> Required work:
Word for word, set down the listing that appears after this line.

> Input data:
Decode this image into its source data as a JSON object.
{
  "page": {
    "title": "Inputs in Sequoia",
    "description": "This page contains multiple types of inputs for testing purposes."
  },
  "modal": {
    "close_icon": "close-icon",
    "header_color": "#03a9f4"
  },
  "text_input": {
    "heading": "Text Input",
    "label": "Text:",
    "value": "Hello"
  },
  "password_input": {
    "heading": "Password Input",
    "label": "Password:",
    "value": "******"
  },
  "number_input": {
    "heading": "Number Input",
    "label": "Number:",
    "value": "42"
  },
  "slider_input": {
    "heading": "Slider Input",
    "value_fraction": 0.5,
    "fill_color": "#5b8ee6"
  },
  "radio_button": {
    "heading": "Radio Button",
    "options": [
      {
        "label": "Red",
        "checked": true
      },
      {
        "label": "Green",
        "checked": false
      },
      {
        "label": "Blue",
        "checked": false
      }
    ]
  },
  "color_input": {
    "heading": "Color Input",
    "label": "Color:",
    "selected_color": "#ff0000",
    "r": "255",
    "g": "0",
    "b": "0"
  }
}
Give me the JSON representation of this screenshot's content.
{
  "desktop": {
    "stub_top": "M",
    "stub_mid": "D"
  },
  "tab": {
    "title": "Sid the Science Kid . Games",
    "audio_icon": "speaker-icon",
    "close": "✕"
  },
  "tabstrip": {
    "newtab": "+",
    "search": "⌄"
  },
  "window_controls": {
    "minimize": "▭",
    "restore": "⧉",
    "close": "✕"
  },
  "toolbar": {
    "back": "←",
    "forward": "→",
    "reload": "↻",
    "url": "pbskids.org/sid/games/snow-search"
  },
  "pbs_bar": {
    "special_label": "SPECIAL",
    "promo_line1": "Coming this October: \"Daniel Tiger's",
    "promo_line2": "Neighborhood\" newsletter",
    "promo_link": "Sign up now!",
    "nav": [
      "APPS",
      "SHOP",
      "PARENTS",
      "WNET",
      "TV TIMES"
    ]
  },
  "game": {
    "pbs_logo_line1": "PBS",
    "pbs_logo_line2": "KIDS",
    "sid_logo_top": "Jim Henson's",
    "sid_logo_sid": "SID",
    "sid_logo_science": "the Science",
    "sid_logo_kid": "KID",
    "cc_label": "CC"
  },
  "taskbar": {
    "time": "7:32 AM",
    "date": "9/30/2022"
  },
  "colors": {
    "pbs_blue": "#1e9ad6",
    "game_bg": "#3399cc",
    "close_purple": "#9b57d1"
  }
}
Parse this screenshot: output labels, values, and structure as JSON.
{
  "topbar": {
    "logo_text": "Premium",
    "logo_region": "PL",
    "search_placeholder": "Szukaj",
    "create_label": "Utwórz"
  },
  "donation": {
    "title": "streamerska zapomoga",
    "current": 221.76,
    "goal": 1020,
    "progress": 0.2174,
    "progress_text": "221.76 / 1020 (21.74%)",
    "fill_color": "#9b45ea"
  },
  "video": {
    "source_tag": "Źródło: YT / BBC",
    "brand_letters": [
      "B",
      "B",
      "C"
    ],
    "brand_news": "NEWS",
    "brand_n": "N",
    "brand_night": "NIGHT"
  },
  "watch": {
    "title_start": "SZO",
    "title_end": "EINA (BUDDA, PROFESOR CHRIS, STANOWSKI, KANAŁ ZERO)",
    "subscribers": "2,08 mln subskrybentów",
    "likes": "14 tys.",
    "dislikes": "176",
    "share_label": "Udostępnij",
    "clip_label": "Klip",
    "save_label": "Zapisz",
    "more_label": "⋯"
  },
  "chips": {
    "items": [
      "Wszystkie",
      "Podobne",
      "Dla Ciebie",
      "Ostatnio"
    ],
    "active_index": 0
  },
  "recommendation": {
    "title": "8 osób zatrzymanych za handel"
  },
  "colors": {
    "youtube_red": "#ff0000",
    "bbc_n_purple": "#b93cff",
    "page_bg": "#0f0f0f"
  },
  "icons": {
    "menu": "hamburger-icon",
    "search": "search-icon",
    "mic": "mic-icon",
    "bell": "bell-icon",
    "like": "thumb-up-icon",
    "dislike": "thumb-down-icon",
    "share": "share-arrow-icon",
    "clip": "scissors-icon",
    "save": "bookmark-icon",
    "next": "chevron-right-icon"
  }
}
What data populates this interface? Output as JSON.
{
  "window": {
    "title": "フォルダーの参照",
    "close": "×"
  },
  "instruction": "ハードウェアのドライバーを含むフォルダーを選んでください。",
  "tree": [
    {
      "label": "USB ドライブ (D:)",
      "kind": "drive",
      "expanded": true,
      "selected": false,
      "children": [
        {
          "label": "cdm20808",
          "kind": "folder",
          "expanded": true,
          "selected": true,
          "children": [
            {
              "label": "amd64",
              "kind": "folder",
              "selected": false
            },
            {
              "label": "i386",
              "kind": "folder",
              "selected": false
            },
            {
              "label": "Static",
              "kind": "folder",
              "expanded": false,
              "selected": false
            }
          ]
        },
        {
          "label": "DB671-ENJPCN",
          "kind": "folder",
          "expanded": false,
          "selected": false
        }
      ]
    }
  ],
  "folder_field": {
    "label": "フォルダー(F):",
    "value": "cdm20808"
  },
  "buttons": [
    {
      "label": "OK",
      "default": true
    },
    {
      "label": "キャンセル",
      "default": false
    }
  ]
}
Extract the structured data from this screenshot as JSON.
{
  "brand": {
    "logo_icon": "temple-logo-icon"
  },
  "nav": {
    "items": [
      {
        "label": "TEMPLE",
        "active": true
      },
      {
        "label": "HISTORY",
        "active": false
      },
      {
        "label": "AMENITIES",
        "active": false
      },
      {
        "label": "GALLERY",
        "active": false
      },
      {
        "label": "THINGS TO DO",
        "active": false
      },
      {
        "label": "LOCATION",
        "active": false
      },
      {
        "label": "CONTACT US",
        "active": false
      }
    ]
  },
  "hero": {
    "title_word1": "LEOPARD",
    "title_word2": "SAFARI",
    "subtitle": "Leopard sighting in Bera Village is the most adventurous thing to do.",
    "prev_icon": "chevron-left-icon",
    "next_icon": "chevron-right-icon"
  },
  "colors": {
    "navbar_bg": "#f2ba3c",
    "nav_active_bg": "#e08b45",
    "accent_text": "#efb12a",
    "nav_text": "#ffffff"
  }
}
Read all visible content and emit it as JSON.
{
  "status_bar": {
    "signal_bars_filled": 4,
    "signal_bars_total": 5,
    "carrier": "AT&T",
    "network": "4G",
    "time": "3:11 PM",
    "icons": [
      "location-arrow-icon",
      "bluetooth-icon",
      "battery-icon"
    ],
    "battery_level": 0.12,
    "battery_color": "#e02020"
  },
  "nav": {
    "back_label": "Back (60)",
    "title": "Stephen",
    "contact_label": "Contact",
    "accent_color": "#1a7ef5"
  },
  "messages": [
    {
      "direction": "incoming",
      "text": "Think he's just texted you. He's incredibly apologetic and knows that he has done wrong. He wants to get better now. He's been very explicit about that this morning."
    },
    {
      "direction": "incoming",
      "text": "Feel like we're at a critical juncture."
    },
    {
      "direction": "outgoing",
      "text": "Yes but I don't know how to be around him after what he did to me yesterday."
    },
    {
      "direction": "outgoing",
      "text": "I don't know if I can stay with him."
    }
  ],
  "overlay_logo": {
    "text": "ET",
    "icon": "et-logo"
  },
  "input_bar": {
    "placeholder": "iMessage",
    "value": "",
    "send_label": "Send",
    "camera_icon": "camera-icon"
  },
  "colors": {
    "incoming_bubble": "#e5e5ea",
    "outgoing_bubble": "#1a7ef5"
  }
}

> Exercise answer:
Decode this image into its source data as a JSON object.
{
  "page": {
    "title": "Inputs in Sequoia",
    "description": "This page contains multiple types of inputs for testing purposes."
  },
  "modal": {
    "close_icon": "close-icon",
    "header_color": "#03a9f4"
  },
  "text_input": {
    "heading": "Text Input",
    "label": "Text:",
    "value": "Hello"
  },
  "password_input": {
    "heading": "Password Input",
    "label": "Password:",
    "value": "******"
  },
  "number_input": {
    "heading": "Number Input",
    "label": "Number:",
    "value": "42"
  },
  "slider_input": {
    "heading": "Slider Input",
    "value_fraction": 0.5,
    "fill_color": "#5b8ee6"
  },
  "radio_button": {
    "heading": "Radio Button",
    "options": [
      {
        "label": "Red",
        "checked": true
      },
      {
        "label": "Green",
        "checked": false
      },
      {
        "label": "Blue",
        "checked": false
      }
    ]
  },
  "color_input": {
    "heading": "Color Input",
    "label": "Color:",
    "selected_color": "#ff0000",
    "r": "255",
    "g": "0",
    "b": "0"
  }
}
Give me the JSON representation of this screenshot's content.
{
  "desktop": {
    "stub_top": "M",
    "stub_mid": "D"
  },
  "tab": {
    "title": "Sid the Science Kid . Games",
    "audio_icon": "speaker-icon",
    "close": "✕"
  },
  "tabstrip": {
    "newtab": "+",
    "search": "⌄"
  },
  "window_controls": {
    "minimize": "▭",
    "restore": "⧉",
    "close": "✕"
  },
  "toolbar": {
    "back": "←",
    "forward": "→",
    "reload": "↻",
    "url": "pbskids.org/sid/games/snow-search"
  },
  "pbs_bar": {
    "special_label": "SPECIAL",
    "promo_line1": "Coming this October: \"Daniel Tiger's",
    "promo_line2": "Neighborhood\" newsletter",
    "promo_link": "Sign up now!",
    "nav": [
      "APPS",
      "SHOP",
      "PARENTS",
      "WNET",
      "TV TIMES"
    ]
  },
  "game": {
    "pbs_logo_line1": "PBS",
    "pbs_logo_line2": "KIDS",
    "sid_logo_top": "Jim Henson's",
    "sid_logo_sid": "SID",
    "sid_logo_science": "the Science",
    "sid_logo_kid": "KID",
    "cc_label": "CC"
  },
  "taskbar": {
    "time": "7:32 AM",
    "date": "9/30/2022"
  },
  "colors": {
    "pbs_blue": "#1e9ad6",
    "game_bg": "#3399cc",
    "close_purple": "#9b57d1"
  }
}
Parse this screenshot: output labels, values, and structure as JSON.
{
  "topbar": {
    "logo_text": "Premium",
    "logo_region": "PL",
    "search_placeholder": "Szukaj",
    "create_label": "Utwórz"
  },
  "donation": {
    "title": "streamerska zapomoga",
    "current": 221.76,
    "goal": 1020,
    "progress": 0.2174,
    "progress_text": "221.76 / 1020 (21.74%)",
    "fill_color": "#9b45ea"
  },
  "video": {
    "source_tag": "Źródło: YT / BBC",
    "brand_letters": [
      "B",
      "B",
      "C"
    ],
    "brand_news": "NEWS",
    "brand_n": "N",
    "brand_night": "NIGHT"
  },
  "watch": {
    "title_start": "SZO",
    "title_end": "EINA (BUDDA, PROFESOR CHRIS, STANOWSKI, KANAŁ ZERO)",
    "subscribers": "2,08 mln subskrybentów",
    "likes": "14 tys.",
    "dislikes": "176",
    "share_label": "Udostępnij",
    "clip_label": "Klip",
    "save_label": "Zapisz",
    "more_label": "⋯"
  },
  "chips": {
    "items": [
      "Wszystkie",
      "Podobne",
      "Dla Ciebie",
      "Ostatnio"
    ],
    "active_index": 0
  },
  "recommendation": {
    "title": "8 osób zatrzymanych za handel"
  },
  "colors": {
    "youtube_red": "#ff0000",
    "bbc_n_purple": "#b93cff",
    "page_bg": "#0f0f0f"
  },
  "icons": {
    "menu": "hamburger-icon",
    "search": "search-icon",
    "mic": "mic-icon",
    "bell": "bell-icon",
    "like": "thumb-up-icon",
    "dislike": "thumb-down-icon",
    "share": "share-arrow-icon",
    "clip": "scissors-icon",
    "save": "bookmark-icon",
    "next": "chevron-right-icon"
  }
}
What data populates this interface? Output as JSON.
{
  "window": {
    "title": "フォルダーの参照",
    "close": "×"
  },
  "instruction": "ハードウェアのドライバーを含むフォルダーを選んでください。",
  "tree": [
    {
      "label": "USB ドライブ (D:)",
      "kind": "drive",
      "expanded": true,
      "selected": false,
      "children": [
        {
          "label": "cdm20808",
          "kind": "folder",
          "expanded": true,
          "selected": true,
          "children": [
            {
              "label": "amd64",
              "kind": "folder",
              "selected": false
            },
            {
              "label": "i386",
              "kind": "folder",
              "selected": false
            },
            {
              "label": "Static",
              "kind": "folder",
              "expanded": false,
              "selected": false
            }
          ]
        },
        {
          "label": "DB671-ENJPCN",
          "kind": "folder",
          "expanded": false,
          "selected": false
        }
      ]
    }
  ],
  "folder_field": {
    "label": "フォルダー(F):",
    "value": "cdm20808"
  },
  "buttons": [
    {
      "label": "OK",
      "default": true
    },
    {
      "label": "キャンセル",
      "default": false
    }
  ]
}
Extract the structured data from this screenshot as JSON.
{
  "brand": {
    "logo_icon": "temple-logo-icon"
  },
  "nav": {
    "items": [
      {
        "label": "TEMPLE",
        "active": true
      },
      {
        "label": "HISTORY",
        "active": false
      },
      {
        "label": "AMENITIES",
        "active": false
      },
      {
        "label": "GALLERY",
        "active": false
      },
      {
        "label": "THINGS TO DO",
        "active": false
      },
      {
        "label": "LOCATION",
        "active": false
      },
      {
        "label": "CONTACT US",
        "active": false
      }
    ]
  },
  "hero": {
    "title_word1": "LEOPARD",
    "title_word2": "SAFARI",
    "subtitle": "Leopard sighting in Bera Village is the most adventurous thing to do.",
    "prev_icon": "chevron-left-icon",
    "next_icon": "chevron-right-icon"
  },
  "colors": {
    "navbar_bg": "#f2ba3c",
    "nav_active_bg": "#e08b45",
    "accent_text": "#efb12a",
    "nav_text": "#ffffff"
  }
}
Read all visible content and emit it as JSON.
{
  "status_bar": {
    "signal_bars_filled": 4,
    "signal_bars_total": 5,
    "carrier": "AT&T",
    "network": "4G",
    "time": "3:11 PM",
    "icons": [
      "location-arrow-icon",
      "bluetooth-icon",
      "battery-icon"
    ],
    "battery_level": 0.12,
    "battery_color": "#e02020"
  },
  "nav": {
    "back_label": "Back (60)",
    "title": "Stephen",
    "contact_label": "Contact",
    "accent_color": "#1a7ef5"
  },
  "messages": [
    {
      "direction": "incoming",
      "text": "Think he's just texted you. He's incredibly apologetic and knows that he has done wrong. He wants to get better now. He's been very explicit about that this morning."
    },
    {
      "direction": "incoming",
      "text": "Feel like we're at a critical juncture."
    },
    {
      "direction": "outgoing",
      "text": "Yes but I don't know how to be around him after what he did to me yesterday."
    },
    {
      "direction": "outgoing",
      "text": "I don't know if I can stay with him."
    }
  ],
  "overlay_logo": {
    "text": "ET",
    "icon": "et-logo"
  },
  "input_bar": {
    "placeholder": "iMessage",
    "value": "",
    "send_label": "Send",
    "camera_icon": "camera-icon"
  },
  "colors": {
    "incoming_bubble": "#e5e5ea",
    "outgoing_bubble": "#1a7ef5"
  }
}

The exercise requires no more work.